Upcoming QBCC Changes
Read about the newest changes to the QBCC’s minimum reporting requirements, and get in touch with Marsh Tincknell before taking any action.
What are the changes & what do they mean?
Due to some high profile collapses and insolvencies in the local construction industry, the QBCC is looking to change the minimum reporting requirements.
What are the changes aiming to do?
- Strengthen reporting requirements;
- Provide clarity about what can be included with calculating a licensee’s revenue and assets; and
- Develop data quality and availability for QBCC.
What do the changes mean for me?
All those who hold a QBCC license will be affected in different ways. This will depend on the category of your license.
Firstly, all those who hold a license will need to report their financial information to the QBCC every year. This was a requirement up until 2014 and has recently been brought back into place.
If you currently provide annual reporting to the QBCC, the process will be kept the same as much as possible.
Changes for Categories SC1 & SC2 (up to and including $600k Revenue)
You will need to be able to self-certify that you are meeting the appropriate requirements.
You will need to be able to report the current ratio of assets, to your liabilities. The QBCC is planning on releasing an online reporting tool that will help with this. But you can always contact your Accountant as Marsh Tincknell for assistance on this calculation.
Changes for SC1 to Category 3 (those with a turnover of up to $30 Million)
Those who fall into this category will be still be required to report any decreases in Net Tangible Assets of 30% or more.
Changes for Categories 4 – 7 (those with a turnover of more than $30M)
Anyone falling into this
You will also need to use a “Balanced Scorecard” – which essentially requires you to report on more detailed information to the QBCC. This will allow QBCC to better detect potential insolvencies earlier on in the piece.
Changes to how you calculate assets and revenue
Unfortunately, personal recreational vehicles won’t be able to be included in the minimum asset thresholds.
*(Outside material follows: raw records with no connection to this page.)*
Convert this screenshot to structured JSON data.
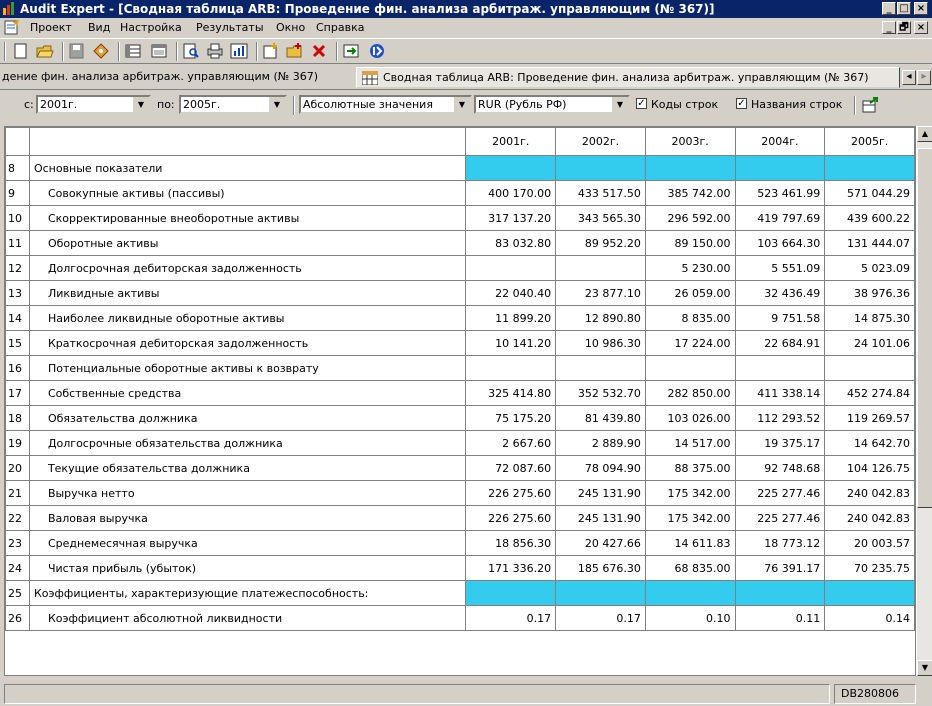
{
  "window": {
    "title": "Audit Expert - [Сводная таблица ARB: Проведение фин. анализа арбитраж. управляющим (№ 367)]",
    "min": "_",
    "max": "□",
    "close": "×"
  },
  "doc_controls": {
    "min": "_",
    "restore": "🗗",
    "close": "×"
  },
  "menu": [
    "Проект",
    "Вид",
    "Настройка",
    "Результаты",
    "Окно",
    "Справка"
  ],
  "tabs": [
    {
      "label": "дение фин. анализа арбитраж. управляющим (№ 367)"
    },
    {
      "label": "Сводная таблица ARB: Проведение фин. анализа арбитраж. управляющим (№ 367)"
    }
  ],
  "filter": {
    "from_label": "с:",
    "from_value": "2001г.",
    "to_label": "по:",
    "to_value": "2005г.",
    "mode_value": "Абсолютные значения",
    "currency_value": "RUR (Рубль РФ)",
    "codes_label": "Коды строк",
    "codes_checked": "✓",
    "names_label": "Названия строк",
    "names_checked": "✓"
  },
  "table": {
    "columns": [
      "2001г.",
      "2002г.",
      "2003г.",
      "2004г.",
      "2005г."
    ],
    "rows": [
      {
        "n": "8",
        "label": "Основные показатели",
        "section": true,
        "values": [
          "",
          "",
          "",
          "",
          ""
        ]
      },
      {
        "n": "9",
        "label": "Совокупные активы (пассивы)",
        "values": [
          "400 170.00",
          "433 517.50",
          "385 742.00",
          "523 461.99",
          "571 044.29"
        ]
      },
      {
        "n": "10",
        "label": "Скорректированные внеоборотные активы",
        "values": [
          "317 137.20",
          "343 565.30",
          "296 592.00",
          "419 797.69",
          "439 600.22"
        ]
      },
      {
        "n": "11",
        "label": "Оборотные активы",
        "values": [
          "83 032.80",
          "89 952.20",
          "89 150.00",
          "103 664.30",
          "131 444.07"
        ]
      },
      {
        "n": "12",
        "label": "Долгосрочная дебиторская задолженность",
        "values": [
          "",
          "",
          "5 230.00",
          "5 551.09",
          "5 023.09"
        ]
      },
      {
        "n": "13",
        "label": "Ликвидные активы",
        "values": [
          "22 040.40",
          "23 877.10",
          "26 059.00",
          "32 436.49",
          "38 976.36"
        ]
      },
      {
        "n": "14",
        "label": "Наиболее ликвидные оборотные активы",
        "values": [
          "11 899.20",
          "12 890.80",
          "8 835.00",
          "9 751.58",
          "14 875.30"
        ]
      },
      {
        "n": "15",
        "label": "Краткосрочная дебиторская задолженность",
        "values": [
          "10 141.20",
          "10 986.30",
          "17 224.00",
          "22 684.91",
          "24 101.06"
        ]
      },
      {
        "n": "16",
        "label": "Потенциальные оборотные активы к возврату",
        "values": [
          "",
          "",
          "",
          "",
          ""
        ]
      },
      {
        "n": "17",
        "label": "Собственные средства",
        "values": [
          "325 414.80",
          "352 532.70",
          "282 850.00",
          "411 338.14",
          "452 274.84"
        ]
      },
      {
        "n": "18",
        "label": "Обязательства должника",
        "values": [
          "75 175.20",
          "81 439.80",
          "103 026.00",
          "112 293.52",
          "119 269.57"
        ]
      },
      {
        "n": "19",
        "label": "Долгосрочные обязательства должника",
        "values": [
          "2 667.60",
          "2 889.90",
          "14 517.00",
          "19 375.17",
          "14 642.70"
        ]
      },
      {
        "n": "20",
        "label": "Текущие обязательства должника",
        "values": [
          "72 087.60",
          "78 094.90",
          "88 375.00",
          "92 748.68",
          "104 126.75"
        ]
      },
      {
        "n": "21",
        "label": "Выручка нетто",
        "values": [
          "226 275.60",
          "245 131.90",
          "175 342.00",
          "225 277.46",
          "240 042.83"
        ]
      },
      {
        "n": "22",
        "label": "Валовая выручка",
        "values": [
          "226 275.60",
          "245 131.90",
          "175 342.00",
          "225 277.46",
          "240 042.83"
        ]
      },
      {
        "n": "23",
        "label": "Среднемесячная выручка",
        "values": [
          "18 856.30",
          "20 427.66",
          "14 611.83",
          "18 773.12",
          "20 003.57"
        ]
      },
      {
        "n": "24",
        "label": "Чистая прибыль (убыток)",
        "values": [
          "171 336.20",
          "185 676.30",
          "68 835.00",
          "76 391.17",
          "70 235.75"
        ]
      },
      {
        "n": "25",
        "label": "Коэффициенты, характеризующие платежеспособность:",
        "section": true,
        "values": [
          "",
          "",
          "",
          "",
          ""
        ]
      },
      {
        "n": "26",
        "label": "Коэффициент абсолютной ликвидности",
        "values": [
          "0.17",
          "0.17",
          "0.10",
          "0.11",
          "0.14"
        ]
      }
    ]
  },
  "status": {
    "code": "DB280806"
  },
  "colors": {
    "titlebar": "#0a246a",
    "section": "#33ccee",
    "chrome": "#d4d0c8"
  }
}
This means you cannot use things like golf carts and dirt bikes to increase the value of the assets that the business has.
There will be more clarification for whether the money held in a project bank account can be included as a licensee’s asset or revenue:
– The head contractor and subcontractors will be able to include amounts in the general trust account that they have a beneficial interest in, as an asset.
– Subcontractors involved will also be able to include the retention amounts and any possible disputed funds that relate to them as assets.
Changes to data availability and quality
The QBCC also wants better data and quality of that data, so that they can enforce better control.
They will be able to seek advice from an independent qualified Accountant to substantiate information you provide them
If the information you provide the QBCC is deemed to be incorrect, then you may be liable to pay for the costs of the independent assessment that was required to deem this.
If the licensee relies on a deed of covenant, then the QBCC will need to be provided with detailed financial information regarding the covenantor.
When it comes to related entity loans, the QBCC
When will these changes be implemented?
The first phase of reforms
have already commenced on the 1st of January this year (2019). This includes:
– Re-introducing annual reporting requirements.
– Larger licensees are required to report decreases in net tangible assets which are larger than 20%, and;
– The aforementioned changes regarding the inclusion of personal/recreational vehicles in Assets, as well as when to include project bank account funds in assets (see above changes to calculating assets and revenue).
Phase two will include all of the remaining reforms in relation to the standard of reporting. While this date is not set in stone, it is likely to be on the 1st of April, 2019. But as always, we recommend speaking to your advisor at Marsh Tincknell before responding to the QBCC regarding these changes. We want to make sure that you get the best possible outcome as a result of the changes.
What will happen if you don’t adhere to these new changes? What’s the penalty?
The penalties for failing to comply with these changes will come into play immediately after the changes are introduced. The QBCC is able to cancel or suspend building licenses. They can also provide penalties for providing false information, or refusing to supply information at their request.
The second phase of changes (looking at April 2019) are aimed at stronger, and more strict enforcement. This will include possibly imposing executive office liabilities and increasing penalties.
Call your advisor at Marsh Tincknell today to be confident with these upcoming changes
Get In Touch!